(Data about app and page elements)

════

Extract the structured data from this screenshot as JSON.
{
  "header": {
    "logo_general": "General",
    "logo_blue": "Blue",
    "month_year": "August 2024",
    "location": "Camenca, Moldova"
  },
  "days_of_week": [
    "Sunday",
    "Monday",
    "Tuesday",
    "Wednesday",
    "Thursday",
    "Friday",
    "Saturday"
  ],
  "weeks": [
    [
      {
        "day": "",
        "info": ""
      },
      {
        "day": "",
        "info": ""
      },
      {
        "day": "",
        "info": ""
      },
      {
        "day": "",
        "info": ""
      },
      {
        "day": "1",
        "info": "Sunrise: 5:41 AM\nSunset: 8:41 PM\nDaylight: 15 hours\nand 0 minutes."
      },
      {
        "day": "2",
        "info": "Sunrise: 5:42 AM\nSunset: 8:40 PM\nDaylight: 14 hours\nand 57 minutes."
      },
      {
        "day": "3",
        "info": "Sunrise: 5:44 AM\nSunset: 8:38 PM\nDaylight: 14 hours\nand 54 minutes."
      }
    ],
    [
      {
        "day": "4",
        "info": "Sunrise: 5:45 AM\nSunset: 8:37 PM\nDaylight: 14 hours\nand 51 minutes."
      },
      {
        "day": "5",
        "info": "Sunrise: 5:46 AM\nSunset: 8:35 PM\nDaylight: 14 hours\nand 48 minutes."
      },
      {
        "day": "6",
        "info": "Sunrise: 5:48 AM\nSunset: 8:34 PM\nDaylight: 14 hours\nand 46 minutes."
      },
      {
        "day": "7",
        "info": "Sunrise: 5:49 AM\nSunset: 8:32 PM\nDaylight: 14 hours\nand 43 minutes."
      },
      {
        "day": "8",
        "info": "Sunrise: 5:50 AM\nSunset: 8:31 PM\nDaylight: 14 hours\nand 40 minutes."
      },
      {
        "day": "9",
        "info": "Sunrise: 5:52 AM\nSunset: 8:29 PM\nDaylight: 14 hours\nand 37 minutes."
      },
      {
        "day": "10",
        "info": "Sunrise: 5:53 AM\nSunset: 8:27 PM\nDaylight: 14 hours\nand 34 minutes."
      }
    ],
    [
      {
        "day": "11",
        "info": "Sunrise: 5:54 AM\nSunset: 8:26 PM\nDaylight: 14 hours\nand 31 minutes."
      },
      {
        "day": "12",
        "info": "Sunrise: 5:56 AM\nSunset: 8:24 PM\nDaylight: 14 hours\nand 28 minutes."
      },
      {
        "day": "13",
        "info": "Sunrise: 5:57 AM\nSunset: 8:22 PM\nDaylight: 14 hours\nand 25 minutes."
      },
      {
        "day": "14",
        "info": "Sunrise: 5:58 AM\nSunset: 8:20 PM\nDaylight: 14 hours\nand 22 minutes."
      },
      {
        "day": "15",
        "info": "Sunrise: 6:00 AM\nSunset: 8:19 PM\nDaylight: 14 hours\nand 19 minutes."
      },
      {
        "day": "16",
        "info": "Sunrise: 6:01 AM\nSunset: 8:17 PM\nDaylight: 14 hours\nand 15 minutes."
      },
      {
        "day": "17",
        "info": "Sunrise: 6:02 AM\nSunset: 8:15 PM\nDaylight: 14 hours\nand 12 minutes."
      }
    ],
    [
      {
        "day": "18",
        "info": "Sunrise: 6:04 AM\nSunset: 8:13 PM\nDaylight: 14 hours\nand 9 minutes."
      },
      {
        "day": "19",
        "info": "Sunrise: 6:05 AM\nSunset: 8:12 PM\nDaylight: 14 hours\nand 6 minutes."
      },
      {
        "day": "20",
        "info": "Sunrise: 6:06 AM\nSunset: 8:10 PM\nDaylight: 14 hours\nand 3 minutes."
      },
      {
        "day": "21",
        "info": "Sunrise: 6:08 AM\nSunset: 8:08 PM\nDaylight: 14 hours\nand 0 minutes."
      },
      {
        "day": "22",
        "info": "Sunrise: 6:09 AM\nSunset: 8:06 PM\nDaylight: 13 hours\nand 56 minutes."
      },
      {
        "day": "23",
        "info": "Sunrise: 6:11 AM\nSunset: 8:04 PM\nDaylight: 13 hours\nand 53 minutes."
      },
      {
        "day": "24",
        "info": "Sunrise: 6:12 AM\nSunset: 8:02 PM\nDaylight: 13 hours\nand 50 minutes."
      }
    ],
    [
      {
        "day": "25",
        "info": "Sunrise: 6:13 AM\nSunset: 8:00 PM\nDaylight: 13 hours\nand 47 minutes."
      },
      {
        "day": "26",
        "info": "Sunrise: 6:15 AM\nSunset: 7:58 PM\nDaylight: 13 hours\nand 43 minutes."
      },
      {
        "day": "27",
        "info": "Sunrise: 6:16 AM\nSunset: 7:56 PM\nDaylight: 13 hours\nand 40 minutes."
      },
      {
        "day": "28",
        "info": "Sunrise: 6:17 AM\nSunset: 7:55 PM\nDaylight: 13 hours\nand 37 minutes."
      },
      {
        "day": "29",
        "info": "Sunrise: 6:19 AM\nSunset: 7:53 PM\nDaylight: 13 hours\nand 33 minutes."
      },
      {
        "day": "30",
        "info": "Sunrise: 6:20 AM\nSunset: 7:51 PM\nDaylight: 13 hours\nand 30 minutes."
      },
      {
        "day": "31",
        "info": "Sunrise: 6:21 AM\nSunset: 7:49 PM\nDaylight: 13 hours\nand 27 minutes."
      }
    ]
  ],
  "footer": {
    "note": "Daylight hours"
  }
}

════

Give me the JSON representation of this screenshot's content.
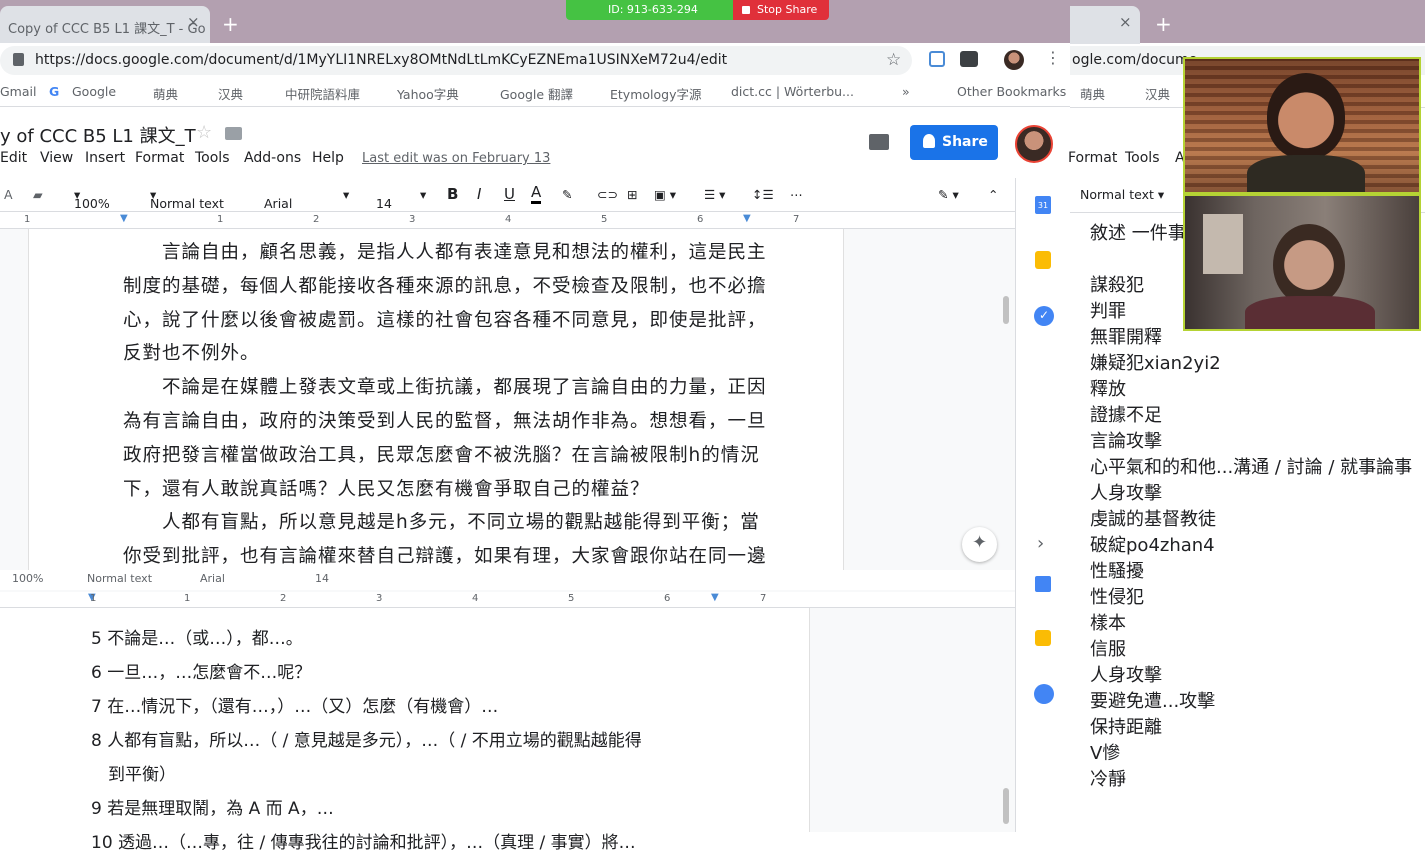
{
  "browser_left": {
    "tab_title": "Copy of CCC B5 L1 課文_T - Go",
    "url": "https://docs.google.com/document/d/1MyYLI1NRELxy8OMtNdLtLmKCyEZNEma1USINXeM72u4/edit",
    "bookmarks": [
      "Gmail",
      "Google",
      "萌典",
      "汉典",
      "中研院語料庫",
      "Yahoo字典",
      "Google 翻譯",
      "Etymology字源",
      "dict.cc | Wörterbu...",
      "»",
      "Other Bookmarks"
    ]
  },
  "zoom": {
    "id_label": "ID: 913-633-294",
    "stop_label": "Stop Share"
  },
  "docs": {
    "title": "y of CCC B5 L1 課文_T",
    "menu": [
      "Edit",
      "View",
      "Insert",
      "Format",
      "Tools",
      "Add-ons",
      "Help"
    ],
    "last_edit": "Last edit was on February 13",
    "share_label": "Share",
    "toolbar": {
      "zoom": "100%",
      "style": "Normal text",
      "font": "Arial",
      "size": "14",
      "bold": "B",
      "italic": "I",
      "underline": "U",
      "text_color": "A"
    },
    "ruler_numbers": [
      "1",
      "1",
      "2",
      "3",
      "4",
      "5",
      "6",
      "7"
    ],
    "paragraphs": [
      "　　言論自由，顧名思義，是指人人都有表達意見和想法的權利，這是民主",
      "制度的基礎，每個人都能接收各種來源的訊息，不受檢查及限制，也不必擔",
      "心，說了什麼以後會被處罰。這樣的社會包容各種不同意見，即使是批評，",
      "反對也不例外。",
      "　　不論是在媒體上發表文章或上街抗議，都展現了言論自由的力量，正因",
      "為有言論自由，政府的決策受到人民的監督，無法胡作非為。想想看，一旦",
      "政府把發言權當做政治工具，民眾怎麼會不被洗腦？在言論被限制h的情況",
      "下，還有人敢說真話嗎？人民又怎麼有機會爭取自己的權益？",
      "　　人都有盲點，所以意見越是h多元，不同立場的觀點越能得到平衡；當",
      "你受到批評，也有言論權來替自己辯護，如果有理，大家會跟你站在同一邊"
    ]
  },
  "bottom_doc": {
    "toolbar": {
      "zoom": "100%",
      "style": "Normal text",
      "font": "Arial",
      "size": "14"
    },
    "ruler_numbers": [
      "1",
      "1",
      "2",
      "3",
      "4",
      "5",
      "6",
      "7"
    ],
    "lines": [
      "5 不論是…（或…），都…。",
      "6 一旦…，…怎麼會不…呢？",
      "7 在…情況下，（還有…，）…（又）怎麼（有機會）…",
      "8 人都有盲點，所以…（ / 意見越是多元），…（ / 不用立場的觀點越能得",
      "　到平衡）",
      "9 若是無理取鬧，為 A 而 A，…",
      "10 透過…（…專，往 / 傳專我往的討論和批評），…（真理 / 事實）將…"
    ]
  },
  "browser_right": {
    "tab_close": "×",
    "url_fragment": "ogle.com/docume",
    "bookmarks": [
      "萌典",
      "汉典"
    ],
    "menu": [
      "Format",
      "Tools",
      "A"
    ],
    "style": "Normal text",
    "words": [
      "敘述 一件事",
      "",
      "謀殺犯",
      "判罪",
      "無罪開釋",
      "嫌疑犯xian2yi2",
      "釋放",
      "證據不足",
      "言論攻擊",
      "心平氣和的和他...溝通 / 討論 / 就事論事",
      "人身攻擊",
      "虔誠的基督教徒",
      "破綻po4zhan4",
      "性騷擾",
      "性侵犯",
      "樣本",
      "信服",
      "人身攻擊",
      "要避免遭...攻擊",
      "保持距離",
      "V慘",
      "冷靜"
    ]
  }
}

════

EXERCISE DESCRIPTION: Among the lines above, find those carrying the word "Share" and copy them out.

SOLVED PROBLEM:
    "stop_label": "Stop Share"
    "share_label": "Share",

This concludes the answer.